*TASK DIRECTIONS*
Collect from the data below each line with "your".

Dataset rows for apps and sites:
________________

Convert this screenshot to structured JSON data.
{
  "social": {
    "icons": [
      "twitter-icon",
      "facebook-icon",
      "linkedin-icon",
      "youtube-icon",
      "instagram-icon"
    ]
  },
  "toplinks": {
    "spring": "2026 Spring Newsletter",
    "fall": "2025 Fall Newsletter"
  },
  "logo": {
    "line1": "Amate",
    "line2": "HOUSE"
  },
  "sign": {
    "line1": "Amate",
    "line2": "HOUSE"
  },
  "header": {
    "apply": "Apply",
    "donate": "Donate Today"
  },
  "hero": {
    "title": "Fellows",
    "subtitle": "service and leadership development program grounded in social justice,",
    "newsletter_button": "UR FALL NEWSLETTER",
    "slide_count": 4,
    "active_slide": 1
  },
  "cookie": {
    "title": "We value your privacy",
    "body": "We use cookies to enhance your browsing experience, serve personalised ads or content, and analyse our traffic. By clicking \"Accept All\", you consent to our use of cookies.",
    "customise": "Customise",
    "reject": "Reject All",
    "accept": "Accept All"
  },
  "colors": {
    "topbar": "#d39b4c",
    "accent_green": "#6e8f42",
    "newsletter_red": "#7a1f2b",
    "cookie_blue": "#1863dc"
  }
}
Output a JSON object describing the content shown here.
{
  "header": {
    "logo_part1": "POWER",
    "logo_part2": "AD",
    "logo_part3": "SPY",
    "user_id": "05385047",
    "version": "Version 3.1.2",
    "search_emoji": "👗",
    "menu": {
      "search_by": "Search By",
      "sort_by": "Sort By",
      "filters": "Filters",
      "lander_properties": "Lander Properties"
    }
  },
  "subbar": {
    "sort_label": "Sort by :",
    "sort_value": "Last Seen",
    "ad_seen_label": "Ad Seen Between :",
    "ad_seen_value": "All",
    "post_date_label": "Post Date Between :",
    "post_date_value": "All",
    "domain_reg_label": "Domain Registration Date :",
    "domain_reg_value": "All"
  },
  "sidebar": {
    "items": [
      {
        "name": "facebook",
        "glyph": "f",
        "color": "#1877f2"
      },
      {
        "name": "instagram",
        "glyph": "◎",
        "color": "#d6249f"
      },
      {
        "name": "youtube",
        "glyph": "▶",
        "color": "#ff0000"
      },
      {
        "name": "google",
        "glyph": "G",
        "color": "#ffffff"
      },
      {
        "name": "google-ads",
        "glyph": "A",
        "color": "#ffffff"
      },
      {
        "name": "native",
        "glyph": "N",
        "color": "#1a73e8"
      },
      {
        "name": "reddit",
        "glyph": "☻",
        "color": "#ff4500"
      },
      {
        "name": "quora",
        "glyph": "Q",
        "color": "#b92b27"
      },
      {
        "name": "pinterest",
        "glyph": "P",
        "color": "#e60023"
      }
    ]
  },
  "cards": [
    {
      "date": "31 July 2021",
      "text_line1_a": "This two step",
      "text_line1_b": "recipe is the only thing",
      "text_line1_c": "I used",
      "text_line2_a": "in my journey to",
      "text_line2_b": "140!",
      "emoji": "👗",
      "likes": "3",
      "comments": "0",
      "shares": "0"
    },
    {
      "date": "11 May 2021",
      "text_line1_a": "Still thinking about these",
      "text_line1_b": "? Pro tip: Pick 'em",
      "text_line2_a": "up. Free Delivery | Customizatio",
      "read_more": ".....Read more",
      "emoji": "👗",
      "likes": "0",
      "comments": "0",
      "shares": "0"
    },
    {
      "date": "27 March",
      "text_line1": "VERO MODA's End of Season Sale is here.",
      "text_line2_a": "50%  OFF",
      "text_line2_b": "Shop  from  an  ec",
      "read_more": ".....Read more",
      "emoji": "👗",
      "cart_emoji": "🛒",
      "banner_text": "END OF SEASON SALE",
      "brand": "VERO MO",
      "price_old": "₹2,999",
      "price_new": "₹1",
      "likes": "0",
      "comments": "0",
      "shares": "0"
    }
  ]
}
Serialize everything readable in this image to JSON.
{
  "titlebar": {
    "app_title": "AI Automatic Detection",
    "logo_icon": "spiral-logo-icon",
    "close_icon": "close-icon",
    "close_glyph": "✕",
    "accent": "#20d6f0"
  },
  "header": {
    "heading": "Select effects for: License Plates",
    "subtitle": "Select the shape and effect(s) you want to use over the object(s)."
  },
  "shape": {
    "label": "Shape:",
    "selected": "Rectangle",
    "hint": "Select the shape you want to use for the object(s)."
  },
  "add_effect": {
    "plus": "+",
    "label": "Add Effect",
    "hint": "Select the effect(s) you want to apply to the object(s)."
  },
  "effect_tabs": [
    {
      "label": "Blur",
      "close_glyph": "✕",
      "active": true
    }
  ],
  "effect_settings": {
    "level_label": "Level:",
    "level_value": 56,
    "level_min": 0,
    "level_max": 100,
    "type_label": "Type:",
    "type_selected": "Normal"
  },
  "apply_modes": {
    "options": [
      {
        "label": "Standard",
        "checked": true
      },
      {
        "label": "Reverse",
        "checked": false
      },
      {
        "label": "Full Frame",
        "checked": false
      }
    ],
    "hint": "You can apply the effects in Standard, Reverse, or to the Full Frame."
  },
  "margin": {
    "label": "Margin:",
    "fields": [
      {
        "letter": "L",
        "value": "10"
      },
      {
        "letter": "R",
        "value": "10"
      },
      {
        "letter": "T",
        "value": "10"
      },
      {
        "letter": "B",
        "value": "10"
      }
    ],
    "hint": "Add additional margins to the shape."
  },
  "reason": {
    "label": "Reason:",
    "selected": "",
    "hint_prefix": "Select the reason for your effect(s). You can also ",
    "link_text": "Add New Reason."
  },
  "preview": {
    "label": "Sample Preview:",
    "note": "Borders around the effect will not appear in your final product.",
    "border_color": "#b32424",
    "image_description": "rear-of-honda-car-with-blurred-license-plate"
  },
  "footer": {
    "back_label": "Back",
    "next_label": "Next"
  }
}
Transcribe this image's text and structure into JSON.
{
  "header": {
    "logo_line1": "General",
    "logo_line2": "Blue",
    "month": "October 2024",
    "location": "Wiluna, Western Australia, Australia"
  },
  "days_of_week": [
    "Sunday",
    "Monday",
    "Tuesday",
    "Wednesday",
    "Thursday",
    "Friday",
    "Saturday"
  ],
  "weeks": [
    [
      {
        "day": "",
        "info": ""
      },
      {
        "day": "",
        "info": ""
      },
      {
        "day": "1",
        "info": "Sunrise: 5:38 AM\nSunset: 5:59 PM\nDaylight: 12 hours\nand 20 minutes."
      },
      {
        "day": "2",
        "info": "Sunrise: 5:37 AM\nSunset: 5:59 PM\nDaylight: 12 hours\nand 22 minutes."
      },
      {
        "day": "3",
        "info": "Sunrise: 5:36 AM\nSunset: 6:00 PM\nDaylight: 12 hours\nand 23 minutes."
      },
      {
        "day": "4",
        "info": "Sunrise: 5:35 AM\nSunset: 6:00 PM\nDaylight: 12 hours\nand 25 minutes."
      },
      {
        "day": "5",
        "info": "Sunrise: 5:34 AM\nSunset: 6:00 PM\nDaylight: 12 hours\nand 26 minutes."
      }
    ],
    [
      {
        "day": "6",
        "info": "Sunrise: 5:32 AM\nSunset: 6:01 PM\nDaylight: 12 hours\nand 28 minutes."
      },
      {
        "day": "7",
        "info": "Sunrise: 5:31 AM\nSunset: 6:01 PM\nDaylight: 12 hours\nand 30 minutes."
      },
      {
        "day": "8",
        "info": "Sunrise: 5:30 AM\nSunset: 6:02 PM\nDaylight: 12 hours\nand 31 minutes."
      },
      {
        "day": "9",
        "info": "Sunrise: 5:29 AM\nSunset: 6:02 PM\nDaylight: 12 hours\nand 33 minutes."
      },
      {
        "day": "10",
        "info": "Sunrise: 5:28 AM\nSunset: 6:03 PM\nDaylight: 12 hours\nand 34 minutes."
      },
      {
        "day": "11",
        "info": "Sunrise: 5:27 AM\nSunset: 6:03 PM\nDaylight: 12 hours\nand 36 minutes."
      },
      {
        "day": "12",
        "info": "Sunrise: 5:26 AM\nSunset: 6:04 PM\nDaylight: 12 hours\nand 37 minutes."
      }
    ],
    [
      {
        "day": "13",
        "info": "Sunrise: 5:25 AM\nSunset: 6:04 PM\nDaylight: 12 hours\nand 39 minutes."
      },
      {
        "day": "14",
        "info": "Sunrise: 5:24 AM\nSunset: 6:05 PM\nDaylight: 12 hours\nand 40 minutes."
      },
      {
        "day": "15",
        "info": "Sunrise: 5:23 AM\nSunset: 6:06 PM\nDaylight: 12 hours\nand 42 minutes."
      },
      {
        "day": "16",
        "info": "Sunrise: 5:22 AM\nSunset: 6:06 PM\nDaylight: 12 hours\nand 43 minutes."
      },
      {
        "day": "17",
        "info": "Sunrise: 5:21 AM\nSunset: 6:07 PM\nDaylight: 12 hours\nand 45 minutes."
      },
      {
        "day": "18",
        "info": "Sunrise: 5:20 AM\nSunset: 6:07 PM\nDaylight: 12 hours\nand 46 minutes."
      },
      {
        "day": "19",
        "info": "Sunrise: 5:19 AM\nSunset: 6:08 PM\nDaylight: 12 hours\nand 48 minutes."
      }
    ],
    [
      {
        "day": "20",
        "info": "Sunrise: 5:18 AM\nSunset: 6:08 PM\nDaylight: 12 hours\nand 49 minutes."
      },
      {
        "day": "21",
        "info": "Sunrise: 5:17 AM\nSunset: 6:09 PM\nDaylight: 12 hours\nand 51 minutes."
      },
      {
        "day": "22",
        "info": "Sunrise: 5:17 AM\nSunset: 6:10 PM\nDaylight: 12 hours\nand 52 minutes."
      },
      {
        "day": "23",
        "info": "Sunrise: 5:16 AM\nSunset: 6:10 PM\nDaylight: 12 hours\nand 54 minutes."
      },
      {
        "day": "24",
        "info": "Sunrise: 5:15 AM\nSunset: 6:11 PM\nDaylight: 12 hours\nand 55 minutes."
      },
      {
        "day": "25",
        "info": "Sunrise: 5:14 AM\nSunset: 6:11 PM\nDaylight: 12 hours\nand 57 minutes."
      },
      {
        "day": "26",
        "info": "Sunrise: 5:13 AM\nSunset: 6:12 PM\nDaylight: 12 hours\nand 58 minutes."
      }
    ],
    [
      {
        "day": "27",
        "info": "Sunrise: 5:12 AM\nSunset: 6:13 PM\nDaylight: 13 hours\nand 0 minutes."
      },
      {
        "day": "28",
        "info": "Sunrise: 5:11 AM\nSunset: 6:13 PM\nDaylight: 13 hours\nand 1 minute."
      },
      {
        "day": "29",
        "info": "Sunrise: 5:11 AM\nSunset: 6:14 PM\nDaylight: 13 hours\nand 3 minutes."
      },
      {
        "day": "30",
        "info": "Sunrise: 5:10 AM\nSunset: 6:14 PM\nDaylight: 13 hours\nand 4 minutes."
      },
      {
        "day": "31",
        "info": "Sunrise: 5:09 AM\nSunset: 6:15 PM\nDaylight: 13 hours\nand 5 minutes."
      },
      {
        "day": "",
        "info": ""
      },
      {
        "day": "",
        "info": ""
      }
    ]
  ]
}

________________

*COMPLETED EXERCISE*
    "title": "We value your privacy",
    "body": "We use cookies to enhance your browsing experience, serve personalised ads or content, and analyse our traffic. By clicking \"Accept All\", you consent to our use of cookies.",
    "hint_prefix": "Select the reason for your effect(s). You can also ",
    "note": "Borders around the effect will not appear in your final product.",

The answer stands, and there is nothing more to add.